Market regulators have the dubious record of plugging loopholes only after trouble breaks out. The recent episode involving Sun Pharma has brought to the fore many loopholes in whistle blower provisions. There’s an urgent need for the regulators to act in the case of Sun Pharma that has got embroiled the episode after it took minority shareholders for a ride due to information arbitrage favouring a few.
Reports suggest that a whistle blower filed a case against Sun Pharma in last week of November 2018 it self. The whistle blower claimed that there had been many related party transactions that were incorrect and not disclosed by Sun Pharma.
When the first report came into public domain, Sun Pharma management claimed that they had no access to the whistle blower’s complaint and hence it was unable to respond. But, it made its intention clear to address issues reported in the media that include investors concern on related party transactions.
The company went to extent of saying that if minority investors pressed it was open to restructuring to take care of related party issues. The regulator did not take a position but admitted to having received a complaint.
Given that all the three parties to the episode – Sun Pharma, whistle blower and SEBI – have taken divergent positions, who does retail investor approach seeking clarity? How does he or she know seriousness of the whistle blower complaint?
Why wasn’t it that stock exchanges did nothing but twiddle their thumbs reneging on their responsibility under the listing agreement to question the company? Should the stock exchanges not have displayed the company’s responses on issues raised by the whistle blower?
Even media houses have had access to complaint lodged by the whistle blower. They had apparently asked institutional investors to examine the documents in their custody to understand gravity of the issues. The moment this happened, Sun Pharma lost over one billion dollars in its market capitalization. Institutional investors have perhaps dumped the stock after having verified claims of whistle blower thereby leading to free fall at Sun Pharma counter. Interestingly enough, Sun Pharma management did virtually nothing except for issuing a statement asking the market regulator to look into a possible conspiracy hatched by the whistle blower and selective leaks. Curiously enough, Sun Pharma stonewalled information on issues flagged by the complainants.
Isn’t it strange that the regulator did not publicly state if it was looking into the issue? If yes, what’s the time line for completing a probe and arriving at any conclusion? In the mele, was the retail investor expected to travel across to Mumbai offices of the media house to take a call on his or her investments?
Now, the chain of events only drives home the point that reputation of the company management seems to have helped with none coming to bat for the small investors. Corporate affairs ministry and SEBI cannot ignore their responsibility to ensure Sun Pharma adhered to minimum corporate governance norms.
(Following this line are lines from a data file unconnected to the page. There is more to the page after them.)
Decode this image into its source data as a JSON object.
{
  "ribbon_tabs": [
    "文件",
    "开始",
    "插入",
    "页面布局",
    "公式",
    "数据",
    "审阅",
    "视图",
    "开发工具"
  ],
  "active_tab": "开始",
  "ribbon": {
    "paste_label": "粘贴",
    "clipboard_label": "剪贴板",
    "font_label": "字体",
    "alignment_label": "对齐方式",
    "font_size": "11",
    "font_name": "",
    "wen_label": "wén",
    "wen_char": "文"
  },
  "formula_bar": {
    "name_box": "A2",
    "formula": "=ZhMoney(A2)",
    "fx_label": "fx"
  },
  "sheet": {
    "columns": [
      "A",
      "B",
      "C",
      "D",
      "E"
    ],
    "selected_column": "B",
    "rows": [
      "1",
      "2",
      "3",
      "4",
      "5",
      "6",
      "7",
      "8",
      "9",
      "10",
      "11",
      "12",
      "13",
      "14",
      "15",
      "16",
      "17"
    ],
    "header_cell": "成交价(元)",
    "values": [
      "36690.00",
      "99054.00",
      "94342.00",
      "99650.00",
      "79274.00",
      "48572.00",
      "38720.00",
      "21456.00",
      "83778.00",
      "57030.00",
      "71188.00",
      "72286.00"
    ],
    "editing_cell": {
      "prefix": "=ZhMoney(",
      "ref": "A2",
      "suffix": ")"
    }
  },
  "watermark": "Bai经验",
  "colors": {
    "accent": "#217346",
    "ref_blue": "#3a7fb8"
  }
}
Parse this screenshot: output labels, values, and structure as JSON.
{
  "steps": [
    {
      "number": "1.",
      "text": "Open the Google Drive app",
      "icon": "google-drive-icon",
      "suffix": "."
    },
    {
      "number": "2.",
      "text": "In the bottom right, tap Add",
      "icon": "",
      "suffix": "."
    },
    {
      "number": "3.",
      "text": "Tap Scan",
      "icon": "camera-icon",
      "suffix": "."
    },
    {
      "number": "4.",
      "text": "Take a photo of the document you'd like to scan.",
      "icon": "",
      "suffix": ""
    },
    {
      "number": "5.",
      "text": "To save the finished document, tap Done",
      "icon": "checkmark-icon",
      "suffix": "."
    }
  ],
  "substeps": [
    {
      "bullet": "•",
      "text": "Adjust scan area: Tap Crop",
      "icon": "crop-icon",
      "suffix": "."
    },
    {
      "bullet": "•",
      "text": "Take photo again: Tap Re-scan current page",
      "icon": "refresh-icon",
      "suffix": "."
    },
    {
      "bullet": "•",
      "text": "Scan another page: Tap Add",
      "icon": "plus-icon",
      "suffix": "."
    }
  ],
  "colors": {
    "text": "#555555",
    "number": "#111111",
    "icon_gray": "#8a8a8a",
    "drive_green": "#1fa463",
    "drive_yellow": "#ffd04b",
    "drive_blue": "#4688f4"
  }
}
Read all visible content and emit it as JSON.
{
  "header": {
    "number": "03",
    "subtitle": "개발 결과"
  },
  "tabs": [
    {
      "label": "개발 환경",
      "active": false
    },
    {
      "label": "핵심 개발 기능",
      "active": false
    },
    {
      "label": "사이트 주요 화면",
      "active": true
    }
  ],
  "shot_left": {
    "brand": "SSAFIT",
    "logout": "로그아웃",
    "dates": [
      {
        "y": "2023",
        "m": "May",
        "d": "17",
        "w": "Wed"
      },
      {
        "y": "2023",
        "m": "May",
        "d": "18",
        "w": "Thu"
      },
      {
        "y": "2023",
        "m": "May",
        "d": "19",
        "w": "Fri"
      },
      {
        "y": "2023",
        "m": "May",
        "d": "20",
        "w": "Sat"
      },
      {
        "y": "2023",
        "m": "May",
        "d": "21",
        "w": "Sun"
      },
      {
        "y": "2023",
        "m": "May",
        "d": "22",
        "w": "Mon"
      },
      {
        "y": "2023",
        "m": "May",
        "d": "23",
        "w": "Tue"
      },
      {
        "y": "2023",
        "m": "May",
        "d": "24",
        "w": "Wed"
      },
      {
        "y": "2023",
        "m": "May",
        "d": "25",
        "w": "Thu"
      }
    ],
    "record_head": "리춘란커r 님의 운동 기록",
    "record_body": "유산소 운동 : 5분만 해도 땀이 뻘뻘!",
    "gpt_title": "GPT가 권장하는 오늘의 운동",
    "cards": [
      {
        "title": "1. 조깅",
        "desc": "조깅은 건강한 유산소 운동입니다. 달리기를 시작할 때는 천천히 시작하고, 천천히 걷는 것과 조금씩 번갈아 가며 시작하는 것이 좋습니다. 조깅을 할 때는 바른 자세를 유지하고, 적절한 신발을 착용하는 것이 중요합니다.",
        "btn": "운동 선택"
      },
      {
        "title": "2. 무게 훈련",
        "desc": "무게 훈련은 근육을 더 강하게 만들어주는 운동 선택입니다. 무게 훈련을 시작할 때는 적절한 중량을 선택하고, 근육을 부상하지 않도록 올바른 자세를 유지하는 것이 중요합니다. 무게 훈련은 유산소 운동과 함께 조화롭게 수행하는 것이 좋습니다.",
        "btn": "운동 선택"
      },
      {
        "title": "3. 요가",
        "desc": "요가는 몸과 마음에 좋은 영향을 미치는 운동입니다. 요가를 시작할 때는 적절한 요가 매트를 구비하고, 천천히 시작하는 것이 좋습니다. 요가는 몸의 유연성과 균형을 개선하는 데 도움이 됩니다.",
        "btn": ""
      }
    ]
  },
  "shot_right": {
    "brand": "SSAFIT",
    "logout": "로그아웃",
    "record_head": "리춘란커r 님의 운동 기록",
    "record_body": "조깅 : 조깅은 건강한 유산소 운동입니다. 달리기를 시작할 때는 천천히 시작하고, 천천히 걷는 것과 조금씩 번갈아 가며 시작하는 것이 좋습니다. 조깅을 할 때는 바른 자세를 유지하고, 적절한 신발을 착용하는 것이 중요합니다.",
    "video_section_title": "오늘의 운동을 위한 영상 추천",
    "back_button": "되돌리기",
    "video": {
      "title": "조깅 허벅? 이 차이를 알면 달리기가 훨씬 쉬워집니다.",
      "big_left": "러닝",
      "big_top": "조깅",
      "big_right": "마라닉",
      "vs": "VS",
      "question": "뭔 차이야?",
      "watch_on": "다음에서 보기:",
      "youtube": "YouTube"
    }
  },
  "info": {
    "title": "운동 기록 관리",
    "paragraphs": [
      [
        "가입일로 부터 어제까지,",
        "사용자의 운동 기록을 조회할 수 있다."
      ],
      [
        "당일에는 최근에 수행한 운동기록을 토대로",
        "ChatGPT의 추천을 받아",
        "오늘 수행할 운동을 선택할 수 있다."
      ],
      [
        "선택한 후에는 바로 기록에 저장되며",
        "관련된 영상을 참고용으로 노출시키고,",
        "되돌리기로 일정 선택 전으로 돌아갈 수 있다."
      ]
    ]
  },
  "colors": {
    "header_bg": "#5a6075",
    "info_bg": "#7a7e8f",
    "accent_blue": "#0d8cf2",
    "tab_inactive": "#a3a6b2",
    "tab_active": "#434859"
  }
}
In such a scenario, who would pursue protecting interest and rights of small investors that have been taken for a ride by the high and mighty. It’s for the regulator to look into reported whistle blower complaint and decide as to whether Sun Pharma is at fault or not.
Turn of events at Sun Pharma clearly show that there is a need for new set of rules to protect interests of minority shareholders especially in light of whistle blowers’ complaints that are extremely price sensitive.
The rules should allow company the access to such complaints while regulators cannot claim ignorance. Our policy makers need to realise that protection of minority shareholders interests is tracked by not portfolio investors alone but companies that look to expand elsewhere globally.